My husband’s HMO, Coco Life, also deserves special mention. I purchased HMO coverage for my husband from my past employer, since as an employee I had the privilege of enrolling my dependents with the HMO, with the premium to be paid through salary deduction. My HMO coverage automatically ceased when I was no longer with the Senate, but my husband’s subsists until the end of the year because it was paid for, and not just a perk of employment, like mine was. Like Philhealth, all of our transactions with Coco Life were transparent and hassle-free. Now that I’ve experienced life with HMO coverage, I can’t imagine going back to the days when we didn’t have it.
I also have HMO coverage with my current employer, but sadly there are no similar benefits for dependents like in my past job. I sometimes think with regret at the job offer I turned down, because it had HMO coverage for dependents with a maximum benefit limit of Php350,000. If I said yes to that, then between Philhealth and the HMO, my husband’s surgery would have been covered 100%. But if I did say yes, then I would be in Zamboanga City now, so that always quickly snaps me out of my reverie.
I want to pay off my cousin and sister-in-law ASAP since I know how debts between family members can sour relationships and I don’t want that happening to us. I sigh a little when I think of how the money I’m setting aside for debt payment could have been used for savings or investments or making a bigger pre-payment on our mortgage. But there’s no use indulging in coulda-shoulda-wouldas. I know why my savings were depleted, which led to us being short in cash and needing a loan for the surgery, and I know that it wasn’t for some flimsy reason, so I’m not beating myself up over not having enough cash at hand.

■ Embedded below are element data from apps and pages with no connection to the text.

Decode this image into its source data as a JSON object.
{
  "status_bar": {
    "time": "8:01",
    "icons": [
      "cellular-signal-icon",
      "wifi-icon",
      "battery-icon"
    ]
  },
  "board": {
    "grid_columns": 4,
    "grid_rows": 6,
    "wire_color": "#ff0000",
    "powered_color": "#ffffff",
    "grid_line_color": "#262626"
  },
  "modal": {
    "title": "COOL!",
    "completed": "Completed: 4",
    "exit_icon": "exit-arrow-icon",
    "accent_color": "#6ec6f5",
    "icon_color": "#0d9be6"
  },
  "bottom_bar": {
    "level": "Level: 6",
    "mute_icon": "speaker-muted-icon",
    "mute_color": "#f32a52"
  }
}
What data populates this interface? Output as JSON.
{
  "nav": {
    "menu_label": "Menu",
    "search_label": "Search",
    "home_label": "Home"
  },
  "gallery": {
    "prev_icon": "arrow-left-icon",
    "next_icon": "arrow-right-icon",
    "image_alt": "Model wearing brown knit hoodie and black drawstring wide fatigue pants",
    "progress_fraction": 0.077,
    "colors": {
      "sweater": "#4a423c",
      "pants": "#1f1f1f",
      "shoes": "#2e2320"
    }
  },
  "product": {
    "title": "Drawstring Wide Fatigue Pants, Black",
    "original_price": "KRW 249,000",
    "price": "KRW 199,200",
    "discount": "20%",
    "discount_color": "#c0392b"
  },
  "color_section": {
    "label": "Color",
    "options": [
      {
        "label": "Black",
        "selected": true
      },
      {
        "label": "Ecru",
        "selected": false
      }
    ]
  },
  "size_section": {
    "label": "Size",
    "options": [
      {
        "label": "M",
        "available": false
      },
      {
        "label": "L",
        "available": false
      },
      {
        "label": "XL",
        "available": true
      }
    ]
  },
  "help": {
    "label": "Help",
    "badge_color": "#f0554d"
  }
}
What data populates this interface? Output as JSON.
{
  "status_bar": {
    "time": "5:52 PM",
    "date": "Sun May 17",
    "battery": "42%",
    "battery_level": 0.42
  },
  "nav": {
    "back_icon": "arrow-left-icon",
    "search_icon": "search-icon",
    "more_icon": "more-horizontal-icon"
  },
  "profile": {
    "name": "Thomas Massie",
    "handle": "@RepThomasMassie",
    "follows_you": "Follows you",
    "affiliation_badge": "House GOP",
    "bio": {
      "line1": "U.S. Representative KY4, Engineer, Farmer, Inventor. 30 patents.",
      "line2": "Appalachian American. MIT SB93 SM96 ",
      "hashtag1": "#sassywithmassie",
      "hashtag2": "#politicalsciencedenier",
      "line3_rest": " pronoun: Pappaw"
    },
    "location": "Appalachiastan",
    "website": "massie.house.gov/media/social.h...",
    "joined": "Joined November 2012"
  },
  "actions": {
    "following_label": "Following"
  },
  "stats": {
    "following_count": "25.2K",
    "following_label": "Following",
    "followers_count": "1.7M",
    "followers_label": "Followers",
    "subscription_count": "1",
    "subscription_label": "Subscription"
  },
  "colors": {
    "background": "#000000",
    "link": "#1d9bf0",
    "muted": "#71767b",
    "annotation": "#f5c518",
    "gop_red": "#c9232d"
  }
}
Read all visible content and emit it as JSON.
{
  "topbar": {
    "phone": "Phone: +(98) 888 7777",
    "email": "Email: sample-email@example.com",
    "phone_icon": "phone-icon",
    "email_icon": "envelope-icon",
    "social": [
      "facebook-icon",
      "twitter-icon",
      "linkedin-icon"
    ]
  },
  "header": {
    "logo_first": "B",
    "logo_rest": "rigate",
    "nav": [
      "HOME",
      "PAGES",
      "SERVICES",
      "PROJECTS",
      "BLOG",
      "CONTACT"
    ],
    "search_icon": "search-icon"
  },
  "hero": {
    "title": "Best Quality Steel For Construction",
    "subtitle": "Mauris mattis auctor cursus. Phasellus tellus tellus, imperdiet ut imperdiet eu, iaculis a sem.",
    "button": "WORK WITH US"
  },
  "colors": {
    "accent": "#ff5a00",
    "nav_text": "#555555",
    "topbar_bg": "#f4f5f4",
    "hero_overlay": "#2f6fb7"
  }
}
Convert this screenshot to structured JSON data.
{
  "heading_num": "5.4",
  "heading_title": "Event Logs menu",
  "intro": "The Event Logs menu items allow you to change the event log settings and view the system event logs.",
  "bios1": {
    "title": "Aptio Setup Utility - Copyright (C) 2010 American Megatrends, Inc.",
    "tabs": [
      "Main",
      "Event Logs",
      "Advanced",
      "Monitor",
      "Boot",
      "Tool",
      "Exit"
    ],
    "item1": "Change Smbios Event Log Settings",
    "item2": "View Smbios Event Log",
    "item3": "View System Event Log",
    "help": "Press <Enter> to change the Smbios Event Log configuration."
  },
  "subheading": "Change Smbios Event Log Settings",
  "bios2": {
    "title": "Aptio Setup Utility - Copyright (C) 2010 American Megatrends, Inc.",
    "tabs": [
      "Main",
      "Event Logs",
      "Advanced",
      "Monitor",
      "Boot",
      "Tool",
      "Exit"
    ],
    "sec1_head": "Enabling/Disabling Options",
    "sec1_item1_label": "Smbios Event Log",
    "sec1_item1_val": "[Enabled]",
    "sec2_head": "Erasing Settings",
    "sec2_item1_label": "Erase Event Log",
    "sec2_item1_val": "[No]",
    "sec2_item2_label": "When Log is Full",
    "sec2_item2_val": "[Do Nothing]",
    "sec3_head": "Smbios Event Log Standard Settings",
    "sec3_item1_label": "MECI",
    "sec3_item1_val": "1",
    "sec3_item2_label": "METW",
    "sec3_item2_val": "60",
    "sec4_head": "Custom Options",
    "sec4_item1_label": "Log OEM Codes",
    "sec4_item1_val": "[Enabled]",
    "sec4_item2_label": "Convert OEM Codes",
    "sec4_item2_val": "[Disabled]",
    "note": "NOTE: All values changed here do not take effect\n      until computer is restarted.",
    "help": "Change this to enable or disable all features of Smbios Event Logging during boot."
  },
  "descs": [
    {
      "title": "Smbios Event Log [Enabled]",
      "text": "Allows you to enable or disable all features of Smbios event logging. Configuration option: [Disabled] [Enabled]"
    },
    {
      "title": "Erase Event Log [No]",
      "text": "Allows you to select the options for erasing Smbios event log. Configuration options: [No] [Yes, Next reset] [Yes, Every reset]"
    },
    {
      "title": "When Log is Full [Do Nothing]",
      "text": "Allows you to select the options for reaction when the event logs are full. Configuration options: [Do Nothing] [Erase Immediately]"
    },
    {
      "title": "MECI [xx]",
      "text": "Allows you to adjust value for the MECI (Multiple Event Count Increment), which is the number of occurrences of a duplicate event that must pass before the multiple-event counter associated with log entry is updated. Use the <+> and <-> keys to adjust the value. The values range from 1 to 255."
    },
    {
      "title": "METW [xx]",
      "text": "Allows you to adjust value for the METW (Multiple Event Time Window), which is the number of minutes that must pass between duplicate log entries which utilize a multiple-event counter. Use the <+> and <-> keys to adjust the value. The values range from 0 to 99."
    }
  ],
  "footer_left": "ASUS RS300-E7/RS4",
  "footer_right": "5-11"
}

The thing to do now is to not breach the trust my relatives reposed in me when they lent me money interest free during the time I needed it. Rebuilding our emergency funds is only secondary to that.
As always, gora lang nang gora.